◆ EXTRACTED INFORMATION ◆
%%
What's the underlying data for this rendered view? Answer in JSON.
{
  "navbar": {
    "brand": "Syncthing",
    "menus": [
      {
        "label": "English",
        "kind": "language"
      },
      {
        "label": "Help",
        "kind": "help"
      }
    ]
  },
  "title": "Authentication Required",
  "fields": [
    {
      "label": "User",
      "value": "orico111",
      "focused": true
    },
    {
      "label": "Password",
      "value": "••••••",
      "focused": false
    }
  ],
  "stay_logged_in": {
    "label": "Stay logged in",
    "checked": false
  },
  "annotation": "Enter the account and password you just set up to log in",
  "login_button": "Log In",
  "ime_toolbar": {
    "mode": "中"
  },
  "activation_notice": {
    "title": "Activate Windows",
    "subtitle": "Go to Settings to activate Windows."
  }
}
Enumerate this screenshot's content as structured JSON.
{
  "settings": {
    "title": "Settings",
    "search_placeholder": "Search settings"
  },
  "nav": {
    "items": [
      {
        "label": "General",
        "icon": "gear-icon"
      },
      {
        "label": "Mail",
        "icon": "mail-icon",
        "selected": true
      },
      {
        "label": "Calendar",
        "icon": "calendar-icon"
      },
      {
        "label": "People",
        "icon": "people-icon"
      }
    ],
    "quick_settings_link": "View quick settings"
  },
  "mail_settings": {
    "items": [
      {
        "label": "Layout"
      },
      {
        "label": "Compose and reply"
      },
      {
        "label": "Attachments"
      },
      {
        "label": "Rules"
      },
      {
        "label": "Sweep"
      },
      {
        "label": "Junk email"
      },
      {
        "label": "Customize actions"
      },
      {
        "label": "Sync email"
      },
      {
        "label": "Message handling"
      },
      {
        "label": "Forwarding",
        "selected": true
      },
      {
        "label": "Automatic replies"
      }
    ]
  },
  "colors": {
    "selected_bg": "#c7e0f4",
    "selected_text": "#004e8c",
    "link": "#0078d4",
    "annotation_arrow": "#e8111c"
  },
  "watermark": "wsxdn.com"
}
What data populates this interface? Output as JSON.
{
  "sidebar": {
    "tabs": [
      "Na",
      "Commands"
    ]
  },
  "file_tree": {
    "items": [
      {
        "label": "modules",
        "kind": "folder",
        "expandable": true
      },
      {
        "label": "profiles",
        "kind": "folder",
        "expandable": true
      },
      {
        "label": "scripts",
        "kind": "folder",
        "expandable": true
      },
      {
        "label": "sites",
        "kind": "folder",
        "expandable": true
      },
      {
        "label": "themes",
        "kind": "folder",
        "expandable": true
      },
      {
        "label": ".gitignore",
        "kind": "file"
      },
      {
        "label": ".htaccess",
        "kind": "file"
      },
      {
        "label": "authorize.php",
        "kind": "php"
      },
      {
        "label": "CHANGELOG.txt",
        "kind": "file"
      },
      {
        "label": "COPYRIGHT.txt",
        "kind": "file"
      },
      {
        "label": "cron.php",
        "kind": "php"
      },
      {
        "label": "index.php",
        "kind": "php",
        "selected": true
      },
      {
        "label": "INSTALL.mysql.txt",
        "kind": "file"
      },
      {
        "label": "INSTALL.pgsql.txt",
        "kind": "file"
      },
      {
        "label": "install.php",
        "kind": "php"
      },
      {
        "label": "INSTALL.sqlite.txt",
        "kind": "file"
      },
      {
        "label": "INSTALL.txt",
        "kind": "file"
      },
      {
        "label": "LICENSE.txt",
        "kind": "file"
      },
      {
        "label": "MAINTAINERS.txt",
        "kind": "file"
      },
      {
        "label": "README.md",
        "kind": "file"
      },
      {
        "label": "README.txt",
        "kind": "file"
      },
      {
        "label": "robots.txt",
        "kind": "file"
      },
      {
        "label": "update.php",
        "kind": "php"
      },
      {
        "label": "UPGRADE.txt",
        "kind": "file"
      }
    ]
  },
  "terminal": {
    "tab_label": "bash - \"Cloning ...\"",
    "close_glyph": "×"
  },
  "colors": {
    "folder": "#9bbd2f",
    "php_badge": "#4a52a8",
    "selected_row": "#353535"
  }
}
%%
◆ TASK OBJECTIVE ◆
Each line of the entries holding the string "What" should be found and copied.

◆ RESULT OF THIS TASK ◆
What's the underlying data for this rendered view? Answer in JSON.
What data populates this interface? Output as JSON.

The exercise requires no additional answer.